» Aim of the task: The response must consist of the complete listing below, reproduced without alteration.

# # # # #

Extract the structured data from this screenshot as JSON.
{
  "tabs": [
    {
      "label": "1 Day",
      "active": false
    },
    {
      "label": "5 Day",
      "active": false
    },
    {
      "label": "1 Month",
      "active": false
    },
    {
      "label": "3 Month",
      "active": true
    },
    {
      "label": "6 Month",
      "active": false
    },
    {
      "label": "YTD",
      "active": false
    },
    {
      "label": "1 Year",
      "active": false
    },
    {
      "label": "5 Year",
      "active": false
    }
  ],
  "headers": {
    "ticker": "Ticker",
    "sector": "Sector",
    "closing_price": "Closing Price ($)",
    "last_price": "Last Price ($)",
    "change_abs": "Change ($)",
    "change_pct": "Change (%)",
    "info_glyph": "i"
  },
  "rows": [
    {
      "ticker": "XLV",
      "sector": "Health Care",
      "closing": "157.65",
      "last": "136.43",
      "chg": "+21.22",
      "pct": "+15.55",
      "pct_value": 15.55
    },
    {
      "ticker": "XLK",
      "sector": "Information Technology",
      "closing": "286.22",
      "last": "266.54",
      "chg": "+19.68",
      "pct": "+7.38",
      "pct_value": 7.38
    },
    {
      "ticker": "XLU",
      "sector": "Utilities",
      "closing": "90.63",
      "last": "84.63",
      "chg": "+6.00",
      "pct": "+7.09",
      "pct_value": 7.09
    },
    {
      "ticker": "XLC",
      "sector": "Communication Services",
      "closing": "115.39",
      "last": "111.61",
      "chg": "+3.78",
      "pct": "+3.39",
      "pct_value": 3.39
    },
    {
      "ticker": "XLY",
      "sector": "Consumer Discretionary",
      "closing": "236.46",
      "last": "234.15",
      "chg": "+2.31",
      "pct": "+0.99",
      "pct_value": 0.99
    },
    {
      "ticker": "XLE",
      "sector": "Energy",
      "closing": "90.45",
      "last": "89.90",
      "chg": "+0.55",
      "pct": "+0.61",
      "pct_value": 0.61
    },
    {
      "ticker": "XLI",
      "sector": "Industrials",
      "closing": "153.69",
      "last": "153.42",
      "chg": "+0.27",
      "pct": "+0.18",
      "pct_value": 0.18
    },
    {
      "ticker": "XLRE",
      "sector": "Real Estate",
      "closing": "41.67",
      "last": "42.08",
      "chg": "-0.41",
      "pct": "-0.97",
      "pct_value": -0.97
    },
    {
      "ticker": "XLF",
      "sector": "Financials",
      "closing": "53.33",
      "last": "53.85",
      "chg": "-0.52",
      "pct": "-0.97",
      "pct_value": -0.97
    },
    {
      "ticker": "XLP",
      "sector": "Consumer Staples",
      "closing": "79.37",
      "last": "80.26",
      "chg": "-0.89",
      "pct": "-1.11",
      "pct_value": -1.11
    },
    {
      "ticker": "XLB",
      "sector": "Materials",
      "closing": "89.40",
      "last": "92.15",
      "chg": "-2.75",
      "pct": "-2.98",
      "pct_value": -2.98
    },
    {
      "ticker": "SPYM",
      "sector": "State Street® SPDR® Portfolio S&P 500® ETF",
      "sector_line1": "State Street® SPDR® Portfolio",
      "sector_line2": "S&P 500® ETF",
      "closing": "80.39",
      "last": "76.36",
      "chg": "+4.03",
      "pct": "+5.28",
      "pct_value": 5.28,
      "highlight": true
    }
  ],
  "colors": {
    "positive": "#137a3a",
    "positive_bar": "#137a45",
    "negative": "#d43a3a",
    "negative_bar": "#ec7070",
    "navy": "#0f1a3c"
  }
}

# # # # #

» Solution to this problem:
Extract the structured data from this screenshot as JSON.
{
  "tabs": [
    {
      "label": "1 Day",
      "active": false
    },
    {
      "label": "5 Day",
      "active": false
    },
    {
      "label": "1 Month",
      "active": false
    },
    {
      "label": "3 Month",
      "active": true
    },
    {
      "label": "6 Month",
      "active": false
    },
    {
      "label": "YTD",
      "active": false
    },
    {
      "label": "1 Year",
      "active": false
    },
    {
      "label": "5 Year",
      "active": false
    }
  ],
  "headers": {
    "ticker": "Ticker",
    "sector": "Sector",
    "closing_price": "Closing Price ($)",
    "last_price": "Last Price ($)",
    "change_abs": "Change ($)",
    "change_pct": "Change (%)",
    "info_glyph": "i"
  },
  "rows": [
    {
      "ticker": "XLV",
      "sector": "Health Care",
      "closing": "157.65",
      "last": "136.43",
      "chg": "+21.22",
      "pct": "+15.55",
      "pct_value": 15.55
    },
    {
      "ticker": "XLK",
      "sector": "Information Technology",
      "closing": "286.22",
      "last": "266.54",
      "chg": "+19.68",
      "pct": "+7.38",
      "pct_value": 7.38
    },
    {
      "ticker": "XLU",
      "sector": "Utilities",
      "closing": "90.63",
      "last": "84.63",
      "chg": "+6.00",
      "pct": "+7.09",
      "pct_value": 7.09
    },
    {
      "ticker": "XLC",
      "sector": "Communication Services",
      "closing": "115.39",
      "last": "111.61",
      "chg": "+3.78",
      "pct": "+3.39",
      "pct_value": 3.39
    },
    {
      "ticker": "XLY",
      "sector": "Consumer Discretionary",
      "closing": "236.46",
      "last": "234.15",
      "chg": "+2.31",
      "pct": "+0.99",
      "pct_value": 0.99
    },
    {
      "ticker": "XLE",
      "sector": "Energy",
      "closing": "90.45",
      "last": "89.90",
      "chg": "+0.55",
      "pct": "+0.61",
      "pct_value": 0.61
    },
    {
      "ticker": "XLI",
      "sector": "Industrials",
      "closing": "153.69",
      "last": "153.42",
      "chg": "+0.27",
      "pct": "+0.18",
      "pct_value": 0.18
    },
    {
      "ticker": "XLRE",
      "sector": "Real Estate",
      "closing": "41.67",
      "last": "42.08",
      "chg": "-0.41",
      "pct": "-0.97",
      "pct_value": -0.97
    },
    {
      "ticker": "XLF",
      "sector": "Financials",
      "closing": "53.33",
      "last": "53.85",
      "chg": "-0.52",
      "pct": "-0.97",
      "pct_value": -0.97
    },
    {
      "ticker": "XLP",
      "sector": "Consumer Staples",
      "closing": "79.37",
      "last": "80.26",
      "chg": "-0.89",
      "pct": "-1.11",
      "pct_value": -1.11
    },
    {
      "ticker": "XLB",
      "sector": "Materials",
      "closing": "89.40",
      "last": "92.15",
      "chg": "-2.75",
      "pct": "-2.98",
      "pct_value": -2.98
    },
    {
      "ticker": "SPYM",
      "sector": "State Street® SPDR® Portfolio S&P 500® ETF",
      "sector_line1": "State Street® SPDR® Portfolio",
      "sector_line2": "S&P 500® ETF",
      "closing": "80.39",
      "last": "76.36",
      "chg": "+4.03",
      "pct": "+5.28",
      "pct_value": 5.28,
      "highlight": true
    }
  ],
  "colors": {
    "positive": "#137a3a",
    "positive_bar": "#137a45",
    "negative": "#d43a3a",
    "negative_bar": "#ec7070",
    "navy": "#0f1a3c"
  }
}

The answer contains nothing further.